New Exhibitions Dive Deep Into Previously Unexplored Isamu Noguchi Projects
The twin shows at the Noguchi museum in Queens, New York, look at the designer’s work toward a “perfect” ashtray and for Idlewild Airport.
The Isamu Noguchi Foundation and Garden Museum in Queens, New York, has mounted two new exhibitions that shed new light on previously unexplored midcentury Modern projects of the artist-architect: Noguchi’s attempt to design a “perfect” ashtray and his unrealized design for a monumental sculpture for the main hall of what was then the new International Arrivals Building (IAB) at Idlewild Airport, today John F. Kennedy International Airport.
According to the museum’s senior curator Dakin Hart, the ashtray exhibition was inspired by dummy layouts and an unpublished article, “The Sculptor and the Ashtray,” written around 1944 by Mary Mix, who worked with George Nelson, then an editor at Architectural Forum and Fortune. Likely written for a new publication that never came to fruition, the article discusses Noguchi’s endeavors to design a so-called perfect ashtray.
Noguchi himself was an avid smoker. In fact, the center of the exhibition features a re-creation of the kitchen/dining area on the first floor of Noguchi’s studio (which sat across the street from the foundation and museum’s location). The staging features an Akari 120A paper lantern hanging above a round table, on which sits a clamshell ashtray and Bruno Munari’s 1957 plastic-and-steel “Cubo” ashtray produced by Danese.
In Mix’s article, Noguchi’s ashtray concept is described as a modular design, to be industrially manufactured, and made up of standing projections—which Noguchi called “bullets”—that could either hold or extinguish cigarettes. Noguchi prepared drawings for patent applications for three ashtray variations based on this concept; all are on display in the exhibition, as is a metal prototype of the original design.

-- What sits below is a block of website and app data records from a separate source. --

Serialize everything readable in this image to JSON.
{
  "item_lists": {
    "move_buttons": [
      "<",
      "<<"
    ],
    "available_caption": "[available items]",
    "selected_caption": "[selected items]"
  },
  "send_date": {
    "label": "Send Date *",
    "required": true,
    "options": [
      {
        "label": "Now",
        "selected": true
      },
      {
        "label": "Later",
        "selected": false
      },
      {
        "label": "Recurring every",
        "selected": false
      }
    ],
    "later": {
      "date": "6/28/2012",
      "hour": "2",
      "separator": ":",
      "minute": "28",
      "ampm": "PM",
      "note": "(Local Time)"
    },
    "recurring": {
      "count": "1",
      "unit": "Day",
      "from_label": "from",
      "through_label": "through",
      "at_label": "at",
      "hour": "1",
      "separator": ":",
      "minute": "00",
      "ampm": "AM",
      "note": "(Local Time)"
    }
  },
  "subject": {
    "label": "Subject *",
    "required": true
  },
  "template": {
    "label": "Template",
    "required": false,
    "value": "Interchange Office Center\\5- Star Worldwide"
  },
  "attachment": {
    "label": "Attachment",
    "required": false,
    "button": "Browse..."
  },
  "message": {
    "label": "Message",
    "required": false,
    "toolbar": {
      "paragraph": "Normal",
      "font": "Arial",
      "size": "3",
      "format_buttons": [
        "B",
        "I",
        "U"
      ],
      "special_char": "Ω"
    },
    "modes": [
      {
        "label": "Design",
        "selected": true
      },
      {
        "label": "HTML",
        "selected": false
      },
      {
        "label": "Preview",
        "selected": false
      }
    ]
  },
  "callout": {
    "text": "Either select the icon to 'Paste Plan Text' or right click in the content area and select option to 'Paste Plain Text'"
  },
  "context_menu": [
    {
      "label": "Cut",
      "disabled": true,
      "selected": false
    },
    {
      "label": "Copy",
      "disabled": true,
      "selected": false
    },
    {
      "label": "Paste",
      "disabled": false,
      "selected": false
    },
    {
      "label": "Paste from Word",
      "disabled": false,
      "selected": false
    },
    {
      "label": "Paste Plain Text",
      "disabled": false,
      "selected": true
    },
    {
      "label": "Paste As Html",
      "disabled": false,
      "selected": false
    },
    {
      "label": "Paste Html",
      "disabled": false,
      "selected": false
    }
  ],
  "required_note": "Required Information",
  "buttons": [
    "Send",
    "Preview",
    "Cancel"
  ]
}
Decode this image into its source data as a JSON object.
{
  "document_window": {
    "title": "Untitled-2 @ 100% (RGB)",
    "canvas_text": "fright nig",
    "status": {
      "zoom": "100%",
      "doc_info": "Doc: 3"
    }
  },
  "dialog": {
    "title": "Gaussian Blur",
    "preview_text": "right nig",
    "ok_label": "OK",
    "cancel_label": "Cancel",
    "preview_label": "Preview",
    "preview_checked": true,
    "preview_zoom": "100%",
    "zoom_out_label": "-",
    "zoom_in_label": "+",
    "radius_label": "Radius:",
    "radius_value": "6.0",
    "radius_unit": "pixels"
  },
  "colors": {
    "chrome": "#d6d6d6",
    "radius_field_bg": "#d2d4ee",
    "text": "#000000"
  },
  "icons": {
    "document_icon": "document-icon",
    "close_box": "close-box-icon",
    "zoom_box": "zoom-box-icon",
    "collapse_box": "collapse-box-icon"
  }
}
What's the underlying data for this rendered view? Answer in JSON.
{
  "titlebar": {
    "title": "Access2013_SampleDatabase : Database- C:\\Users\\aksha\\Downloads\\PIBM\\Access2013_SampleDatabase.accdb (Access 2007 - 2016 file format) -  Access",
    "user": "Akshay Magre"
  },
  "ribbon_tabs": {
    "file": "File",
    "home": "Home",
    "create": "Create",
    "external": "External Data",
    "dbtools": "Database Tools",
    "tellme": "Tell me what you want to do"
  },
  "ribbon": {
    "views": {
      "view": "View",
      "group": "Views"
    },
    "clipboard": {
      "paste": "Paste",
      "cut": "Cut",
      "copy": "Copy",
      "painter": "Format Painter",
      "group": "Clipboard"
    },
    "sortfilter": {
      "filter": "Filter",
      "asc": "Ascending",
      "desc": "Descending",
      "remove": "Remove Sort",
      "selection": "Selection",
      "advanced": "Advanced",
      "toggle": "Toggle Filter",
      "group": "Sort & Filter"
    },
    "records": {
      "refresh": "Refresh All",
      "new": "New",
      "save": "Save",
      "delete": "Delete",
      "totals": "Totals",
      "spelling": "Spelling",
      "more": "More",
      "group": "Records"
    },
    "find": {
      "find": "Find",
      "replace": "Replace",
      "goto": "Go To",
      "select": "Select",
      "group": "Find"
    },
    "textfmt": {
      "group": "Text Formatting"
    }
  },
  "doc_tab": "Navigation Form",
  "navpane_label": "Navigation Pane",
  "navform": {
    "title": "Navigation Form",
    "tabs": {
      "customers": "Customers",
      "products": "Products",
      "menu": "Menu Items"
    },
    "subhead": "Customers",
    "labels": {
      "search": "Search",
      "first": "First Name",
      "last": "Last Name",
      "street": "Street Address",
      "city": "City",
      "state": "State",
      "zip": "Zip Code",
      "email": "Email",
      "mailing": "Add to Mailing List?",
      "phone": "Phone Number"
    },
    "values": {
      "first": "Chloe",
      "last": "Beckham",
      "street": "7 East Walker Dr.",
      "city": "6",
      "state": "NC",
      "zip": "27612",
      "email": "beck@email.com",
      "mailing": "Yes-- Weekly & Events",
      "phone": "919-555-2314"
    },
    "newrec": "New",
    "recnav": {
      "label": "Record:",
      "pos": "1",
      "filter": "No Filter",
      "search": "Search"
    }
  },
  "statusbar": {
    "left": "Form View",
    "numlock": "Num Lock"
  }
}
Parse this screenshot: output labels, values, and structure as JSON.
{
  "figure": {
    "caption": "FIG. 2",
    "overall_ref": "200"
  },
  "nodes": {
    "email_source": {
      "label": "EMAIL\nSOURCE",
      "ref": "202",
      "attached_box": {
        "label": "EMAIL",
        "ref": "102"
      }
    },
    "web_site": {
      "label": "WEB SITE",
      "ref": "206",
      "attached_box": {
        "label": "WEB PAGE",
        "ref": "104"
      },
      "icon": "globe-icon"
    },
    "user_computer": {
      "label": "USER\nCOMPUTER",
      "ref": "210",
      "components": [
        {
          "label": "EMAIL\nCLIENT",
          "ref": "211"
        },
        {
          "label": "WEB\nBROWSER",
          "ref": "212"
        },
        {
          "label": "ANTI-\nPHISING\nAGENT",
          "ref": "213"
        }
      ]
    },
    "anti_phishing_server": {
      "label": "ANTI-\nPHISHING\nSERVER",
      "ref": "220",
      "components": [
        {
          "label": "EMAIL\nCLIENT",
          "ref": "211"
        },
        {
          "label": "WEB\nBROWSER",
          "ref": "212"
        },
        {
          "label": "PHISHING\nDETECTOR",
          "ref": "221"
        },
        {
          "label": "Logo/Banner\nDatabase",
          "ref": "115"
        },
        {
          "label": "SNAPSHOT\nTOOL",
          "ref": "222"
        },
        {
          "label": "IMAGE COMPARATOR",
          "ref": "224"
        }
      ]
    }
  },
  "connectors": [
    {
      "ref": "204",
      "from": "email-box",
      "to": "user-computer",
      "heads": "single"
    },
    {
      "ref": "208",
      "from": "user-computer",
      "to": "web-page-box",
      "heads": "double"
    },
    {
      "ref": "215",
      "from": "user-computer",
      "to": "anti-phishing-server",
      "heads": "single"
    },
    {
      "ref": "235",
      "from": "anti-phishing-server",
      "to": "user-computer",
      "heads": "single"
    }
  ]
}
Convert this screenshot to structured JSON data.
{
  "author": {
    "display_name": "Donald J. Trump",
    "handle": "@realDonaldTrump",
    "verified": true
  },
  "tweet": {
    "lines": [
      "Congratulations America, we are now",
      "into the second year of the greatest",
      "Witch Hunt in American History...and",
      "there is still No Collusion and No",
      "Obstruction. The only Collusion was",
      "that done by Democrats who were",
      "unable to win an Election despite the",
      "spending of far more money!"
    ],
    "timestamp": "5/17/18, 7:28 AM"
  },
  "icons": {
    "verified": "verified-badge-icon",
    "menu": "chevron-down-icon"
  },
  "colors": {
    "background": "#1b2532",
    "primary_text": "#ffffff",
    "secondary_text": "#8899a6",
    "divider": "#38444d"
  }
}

According to the exhibitions’ brochure, the ashtray conceptually complements Noguchi’s light sculptures and is a precursor to his Akari lanterns: It says the ashtray also gave him the opportunity to create a “global modern hearth… Noguchi thought to reshape the then near-universal social ritual of smoking into something more like the Japanese tea ceremony.”
The fact that smoking is no longer a “near-universal” social ritual and is actually one that is outlawed in many contexts makes this exhibition both surprising and thought-provoking.
The Idlewild Airport exhibition features an original plaster model of Noguchi’s sculpture proposal for the airport’s IAB and a marble column derived from it, which the museum calls “examples of Noguchi’s search for metaphors for connective aspiration.” In 1956, Skidmore, Owings & Merrill (SOM), which designed the building, invited Noguchi to propose a sculptural centerpiece for its main arrivals hall. The exhibition includes archival photographs and documents, as well as a model of SOM’s Lever Brothers Building (now Lever House) in Manhattan, for which Noguchi designed an unrealized courtyard. Ultimately, the Port Authority of New York and New Jersey selected a mobile by Noguchi’s rival, sculptor Alexander Calder, for the IAB. (Calder’s 45-foot mobile from 1957, .125, named after the gauge of its aluminum, today hangs in the departures hall of Terminal 4, the building at the airport that replaced the IAB, which was demolished in the late 1990s.)
“The open-ended, non-hierarchical, all-encompassing scale of Noguchi’s determination to sculpt the way we interact with the world and each other—represented in these two shows by the relatively sublime and ridiculous poles of a Statue of Liberty for the modern age and an ashtray—is a never-ending source of amazement, even to those of us who chase him down the rabbit hole every day,” Hart tells Metropolis.
The Sculptor and the Ashtray and Composition for Idlewild Airport are both on display at The Isamu Noguchi Foundation and Garden Museum through August 23. (The museum is closed through the end of March.)
Would you like to comment on this article? Send your thoughts to: email@example.com